*** Opening of INFORMATION SUPPLIED ***
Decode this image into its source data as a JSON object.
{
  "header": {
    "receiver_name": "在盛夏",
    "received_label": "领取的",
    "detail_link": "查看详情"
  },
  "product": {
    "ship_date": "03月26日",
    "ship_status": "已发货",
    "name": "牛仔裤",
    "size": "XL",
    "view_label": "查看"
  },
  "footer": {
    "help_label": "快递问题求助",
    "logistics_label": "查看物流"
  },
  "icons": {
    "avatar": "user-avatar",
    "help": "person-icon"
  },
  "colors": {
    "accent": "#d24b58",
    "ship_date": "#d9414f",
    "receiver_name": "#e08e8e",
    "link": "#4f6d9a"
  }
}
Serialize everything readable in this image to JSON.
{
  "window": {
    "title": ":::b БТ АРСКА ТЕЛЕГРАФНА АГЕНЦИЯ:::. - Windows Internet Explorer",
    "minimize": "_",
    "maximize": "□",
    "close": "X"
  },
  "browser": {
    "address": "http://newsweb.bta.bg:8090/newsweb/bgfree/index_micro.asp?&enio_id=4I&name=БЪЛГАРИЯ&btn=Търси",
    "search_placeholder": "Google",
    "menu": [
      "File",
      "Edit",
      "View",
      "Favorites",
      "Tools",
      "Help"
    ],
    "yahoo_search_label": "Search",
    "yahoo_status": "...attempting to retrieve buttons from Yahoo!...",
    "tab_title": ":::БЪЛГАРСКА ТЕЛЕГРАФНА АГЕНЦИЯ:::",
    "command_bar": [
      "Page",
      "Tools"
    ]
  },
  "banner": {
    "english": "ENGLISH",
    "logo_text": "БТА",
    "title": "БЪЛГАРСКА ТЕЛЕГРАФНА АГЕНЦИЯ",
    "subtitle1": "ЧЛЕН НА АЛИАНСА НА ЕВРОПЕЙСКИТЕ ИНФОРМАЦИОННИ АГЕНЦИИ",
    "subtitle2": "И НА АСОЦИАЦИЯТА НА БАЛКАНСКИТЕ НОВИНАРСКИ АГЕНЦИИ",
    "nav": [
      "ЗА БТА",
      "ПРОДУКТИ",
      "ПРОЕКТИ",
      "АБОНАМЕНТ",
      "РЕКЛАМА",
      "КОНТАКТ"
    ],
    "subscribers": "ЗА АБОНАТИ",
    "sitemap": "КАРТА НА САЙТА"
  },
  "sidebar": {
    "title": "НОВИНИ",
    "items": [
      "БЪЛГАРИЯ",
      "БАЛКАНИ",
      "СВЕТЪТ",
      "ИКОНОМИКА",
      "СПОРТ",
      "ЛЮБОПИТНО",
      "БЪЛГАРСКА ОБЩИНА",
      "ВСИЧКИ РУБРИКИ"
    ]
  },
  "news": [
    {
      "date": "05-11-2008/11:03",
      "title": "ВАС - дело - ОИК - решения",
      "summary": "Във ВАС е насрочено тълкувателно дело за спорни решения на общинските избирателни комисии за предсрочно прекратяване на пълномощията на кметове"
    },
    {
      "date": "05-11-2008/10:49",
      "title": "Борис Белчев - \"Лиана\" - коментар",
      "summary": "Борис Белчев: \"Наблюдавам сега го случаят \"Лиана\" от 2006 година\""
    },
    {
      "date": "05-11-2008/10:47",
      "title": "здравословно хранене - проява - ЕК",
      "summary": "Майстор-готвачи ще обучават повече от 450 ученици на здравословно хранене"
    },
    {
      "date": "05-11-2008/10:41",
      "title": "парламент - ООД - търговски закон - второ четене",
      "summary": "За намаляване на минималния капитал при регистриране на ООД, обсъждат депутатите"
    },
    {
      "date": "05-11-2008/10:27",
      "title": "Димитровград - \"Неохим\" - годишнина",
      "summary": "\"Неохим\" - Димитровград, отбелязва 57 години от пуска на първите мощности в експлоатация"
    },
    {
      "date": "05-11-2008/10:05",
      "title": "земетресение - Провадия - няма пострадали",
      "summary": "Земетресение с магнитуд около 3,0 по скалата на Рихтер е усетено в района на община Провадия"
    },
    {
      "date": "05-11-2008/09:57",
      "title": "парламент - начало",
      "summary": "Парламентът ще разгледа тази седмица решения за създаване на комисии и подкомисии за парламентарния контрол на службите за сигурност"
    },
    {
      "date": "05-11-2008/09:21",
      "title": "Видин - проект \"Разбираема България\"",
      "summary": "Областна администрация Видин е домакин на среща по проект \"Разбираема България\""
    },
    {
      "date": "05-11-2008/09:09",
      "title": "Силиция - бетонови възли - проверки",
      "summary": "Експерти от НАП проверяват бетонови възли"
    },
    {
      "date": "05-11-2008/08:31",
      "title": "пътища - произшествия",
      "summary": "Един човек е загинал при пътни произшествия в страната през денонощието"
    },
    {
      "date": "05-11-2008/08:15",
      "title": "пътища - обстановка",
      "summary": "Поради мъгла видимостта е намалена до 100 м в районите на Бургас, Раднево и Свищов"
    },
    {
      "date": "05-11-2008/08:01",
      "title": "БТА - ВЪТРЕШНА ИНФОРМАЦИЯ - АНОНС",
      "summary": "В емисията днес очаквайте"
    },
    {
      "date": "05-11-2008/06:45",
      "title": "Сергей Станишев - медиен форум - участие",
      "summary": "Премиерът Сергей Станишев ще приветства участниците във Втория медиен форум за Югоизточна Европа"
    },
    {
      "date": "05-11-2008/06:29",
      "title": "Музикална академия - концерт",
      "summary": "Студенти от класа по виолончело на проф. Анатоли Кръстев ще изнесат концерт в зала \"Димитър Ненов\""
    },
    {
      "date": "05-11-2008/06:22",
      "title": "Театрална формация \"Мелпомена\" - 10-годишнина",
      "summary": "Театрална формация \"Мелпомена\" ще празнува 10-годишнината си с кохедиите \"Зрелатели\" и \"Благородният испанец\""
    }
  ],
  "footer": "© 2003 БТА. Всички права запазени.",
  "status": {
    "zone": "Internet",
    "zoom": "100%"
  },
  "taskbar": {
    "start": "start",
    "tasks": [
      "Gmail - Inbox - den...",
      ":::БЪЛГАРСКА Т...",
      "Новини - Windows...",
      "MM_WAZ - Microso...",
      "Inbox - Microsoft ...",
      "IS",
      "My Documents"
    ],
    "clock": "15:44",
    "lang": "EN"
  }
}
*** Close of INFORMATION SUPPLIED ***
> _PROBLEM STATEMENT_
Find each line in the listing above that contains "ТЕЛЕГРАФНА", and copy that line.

> _RESPONSE BELOW_
    "title": ":::b БТ АРСКА ТЕЛЕГРАФНА АГЕНЦИЯ:::. - Windows Internet Explorer",
    "tab_title": ":::БЪЛГАРСКА ТЕЛЕГРАФНА АГЕНЦИЯ:::",
    "title": "БЪЛГАРСКА ТЕЛЕГРАФНА АГЕНЦИЯ",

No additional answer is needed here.